For the Cowboys, the key to 2016 will be about not overreacting to the 2015 season, but keeping a cool head instead. Success in the NFL depends in part on an organization's ability to ruthlessly evaluate the talent on its roster, to identify and invest in the players and positions that are key to a team's success, and to move on quickly if the talent on the roster doesn't meet the franchise's requirements,
You could make a solid argument that the 2015 Cowboys, following up on a 12-4 season, avoided the crisis trap but fell into the opposite trap, the complacency trap. And just to make sure I'm not basing this on the benefit of hindsight, here's what I wrote almost a year ago, on January 22nd, about how the Cowboys' willingness to ruthlessly assess their own talent would define 2015:
But when you just finished 12-4, you have a tendency to see everything through rose-colored glasses. It makes you think that a defensive line that finished with 28 sacks just needs an upgrade or two and everything will fall into place. That a pass defense that allowed the fourth-highest completion rate in the league just needs its top earner to take a pay cut. That three linebackers with significant injury histories will form one of the best linebacking units next season. That you are so good you can afford to let your All Pro running back walk in free agency. Heck, you might even believe that after coaching the offensive line to three All-Pro berths, letting the offensive line coach go and keeping everybody else is a great idea.
If the 2014 Cowboys had finished 5-11 (as they did the last time they finished with less than 30 sacks), I promise you that you would not be comfortable with any of the things above.
And it's that sense of urgency that the Cowboys must attack the offseason with. Every team makes mistakes in the draft and in free agency. Not all draft picks pan out the way they were expected to. Not all free agents deliver a performance commensurate with the money you spent on them. And I would suggest that the better teams in the league are better at dispassionately identifying those mistakes, and are willing and able to correct those mistakes faster than the lesser teams do.
Just because you're 4-9 doesn't mean everything stinks. Just as not everything is all peachy when you're 12-4. The Cowboys must attack the offseason with a sense of urgency, but also with a cool head.
Just because everybody is screaming for you to draft a QB in the first round doesn't mean you have to. Just because every premier free agent running back is linked to the Cowboys doesn't mean you have to sign one of them.
But you have to have a plan for how to address the issues you've identified. And yes, that plan includes addressing the QB and RB positions among others, just maybe not in the way the Twitterverse and the screaming headlines want you to.
If you're the GM looking at the 2015 Cowboys, you're seeing a team that couldn't step up when its starting QB went down. As the GM, you need to ask yourself what you need to do to make sure the 2016 team can step up when the starting QB goes down again. Because the issues with this team go way beyond just missing your starting QB.

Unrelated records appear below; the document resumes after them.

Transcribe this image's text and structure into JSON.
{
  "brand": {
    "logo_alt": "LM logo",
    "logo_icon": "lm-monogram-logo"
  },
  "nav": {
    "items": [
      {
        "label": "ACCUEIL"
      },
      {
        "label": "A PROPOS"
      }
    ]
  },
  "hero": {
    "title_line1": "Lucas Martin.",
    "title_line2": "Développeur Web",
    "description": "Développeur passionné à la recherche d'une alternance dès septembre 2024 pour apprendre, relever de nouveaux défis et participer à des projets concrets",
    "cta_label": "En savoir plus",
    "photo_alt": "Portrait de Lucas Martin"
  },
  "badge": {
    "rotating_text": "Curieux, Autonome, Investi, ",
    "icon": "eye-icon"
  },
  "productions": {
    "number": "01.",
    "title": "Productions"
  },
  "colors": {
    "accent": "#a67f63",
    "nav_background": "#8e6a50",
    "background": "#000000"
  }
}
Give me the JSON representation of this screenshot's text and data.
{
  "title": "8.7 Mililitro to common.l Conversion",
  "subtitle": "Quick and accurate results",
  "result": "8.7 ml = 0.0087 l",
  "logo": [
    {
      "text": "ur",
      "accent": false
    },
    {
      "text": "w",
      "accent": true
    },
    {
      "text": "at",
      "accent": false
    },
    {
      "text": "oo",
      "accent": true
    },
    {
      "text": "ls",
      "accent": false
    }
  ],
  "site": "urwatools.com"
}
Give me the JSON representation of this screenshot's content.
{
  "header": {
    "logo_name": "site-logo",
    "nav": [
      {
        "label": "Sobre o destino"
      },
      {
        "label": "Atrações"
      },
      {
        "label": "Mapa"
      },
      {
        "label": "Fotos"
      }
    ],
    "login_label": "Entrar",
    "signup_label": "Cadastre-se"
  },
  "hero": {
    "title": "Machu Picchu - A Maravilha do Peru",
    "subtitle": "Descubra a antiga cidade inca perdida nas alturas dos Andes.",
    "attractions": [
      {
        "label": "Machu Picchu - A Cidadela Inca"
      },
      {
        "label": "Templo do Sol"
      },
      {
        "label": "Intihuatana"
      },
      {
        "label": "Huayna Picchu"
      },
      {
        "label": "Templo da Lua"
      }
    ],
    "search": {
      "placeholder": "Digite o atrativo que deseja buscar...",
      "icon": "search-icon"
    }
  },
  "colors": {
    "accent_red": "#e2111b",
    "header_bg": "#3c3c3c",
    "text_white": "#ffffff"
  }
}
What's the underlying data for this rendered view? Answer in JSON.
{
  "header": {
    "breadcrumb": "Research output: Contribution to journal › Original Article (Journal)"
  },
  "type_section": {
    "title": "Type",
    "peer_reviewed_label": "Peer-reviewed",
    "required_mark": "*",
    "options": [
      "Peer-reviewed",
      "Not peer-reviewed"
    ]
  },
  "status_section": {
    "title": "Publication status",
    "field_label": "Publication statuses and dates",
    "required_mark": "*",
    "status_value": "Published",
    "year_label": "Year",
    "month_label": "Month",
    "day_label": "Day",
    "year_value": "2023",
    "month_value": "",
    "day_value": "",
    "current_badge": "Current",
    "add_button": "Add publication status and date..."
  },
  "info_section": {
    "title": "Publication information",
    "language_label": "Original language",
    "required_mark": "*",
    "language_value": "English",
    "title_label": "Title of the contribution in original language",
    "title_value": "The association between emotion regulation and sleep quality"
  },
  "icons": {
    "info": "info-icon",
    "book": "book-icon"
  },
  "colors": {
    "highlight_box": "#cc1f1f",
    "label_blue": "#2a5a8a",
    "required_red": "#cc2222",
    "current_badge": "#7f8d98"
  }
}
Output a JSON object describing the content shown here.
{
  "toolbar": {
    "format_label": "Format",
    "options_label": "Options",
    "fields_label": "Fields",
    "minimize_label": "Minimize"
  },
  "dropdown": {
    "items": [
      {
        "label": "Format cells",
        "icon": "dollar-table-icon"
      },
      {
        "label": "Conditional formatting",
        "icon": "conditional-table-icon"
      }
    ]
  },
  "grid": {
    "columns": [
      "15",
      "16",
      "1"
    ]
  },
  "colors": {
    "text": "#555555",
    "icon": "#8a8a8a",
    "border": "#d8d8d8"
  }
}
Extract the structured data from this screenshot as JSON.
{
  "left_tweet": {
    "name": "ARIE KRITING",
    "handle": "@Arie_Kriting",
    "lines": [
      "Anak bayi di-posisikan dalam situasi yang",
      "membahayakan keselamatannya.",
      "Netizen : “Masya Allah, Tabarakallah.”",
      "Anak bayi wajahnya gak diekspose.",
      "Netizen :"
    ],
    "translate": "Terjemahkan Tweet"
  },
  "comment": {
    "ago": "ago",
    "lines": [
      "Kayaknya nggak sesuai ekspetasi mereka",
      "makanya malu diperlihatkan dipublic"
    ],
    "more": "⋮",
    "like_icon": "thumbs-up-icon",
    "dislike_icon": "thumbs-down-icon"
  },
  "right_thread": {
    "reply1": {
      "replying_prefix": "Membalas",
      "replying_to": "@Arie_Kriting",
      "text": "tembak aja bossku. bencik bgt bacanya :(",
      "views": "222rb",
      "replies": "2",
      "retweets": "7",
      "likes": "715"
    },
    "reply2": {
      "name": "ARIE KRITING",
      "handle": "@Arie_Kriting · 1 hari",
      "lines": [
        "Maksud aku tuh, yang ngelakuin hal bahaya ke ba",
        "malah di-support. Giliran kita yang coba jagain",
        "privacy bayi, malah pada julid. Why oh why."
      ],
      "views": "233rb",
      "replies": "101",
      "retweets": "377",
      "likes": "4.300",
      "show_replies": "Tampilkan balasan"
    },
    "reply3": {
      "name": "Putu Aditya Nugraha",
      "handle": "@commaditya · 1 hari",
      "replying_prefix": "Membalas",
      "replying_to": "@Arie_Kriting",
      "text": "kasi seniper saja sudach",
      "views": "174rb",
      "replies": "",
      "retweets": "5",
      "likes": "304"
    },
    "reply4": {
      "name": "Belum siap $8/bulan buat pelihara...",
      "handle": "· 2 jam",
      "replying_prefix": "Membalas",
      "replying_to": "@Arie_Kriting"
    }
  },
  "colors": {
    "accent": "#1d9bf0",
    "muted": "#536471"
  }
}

Part of your answer will be 'get a better backup QB' or 'draft a new franchise QB.' But if you think that's all it takes, then you're setting yourself up for a rude awakening in 2016. If the only way your system works is by having a guy play QB at elite levels, then your system is broken. And whoever you bring in, backup QB or rookie franchise QB, will eventually break too.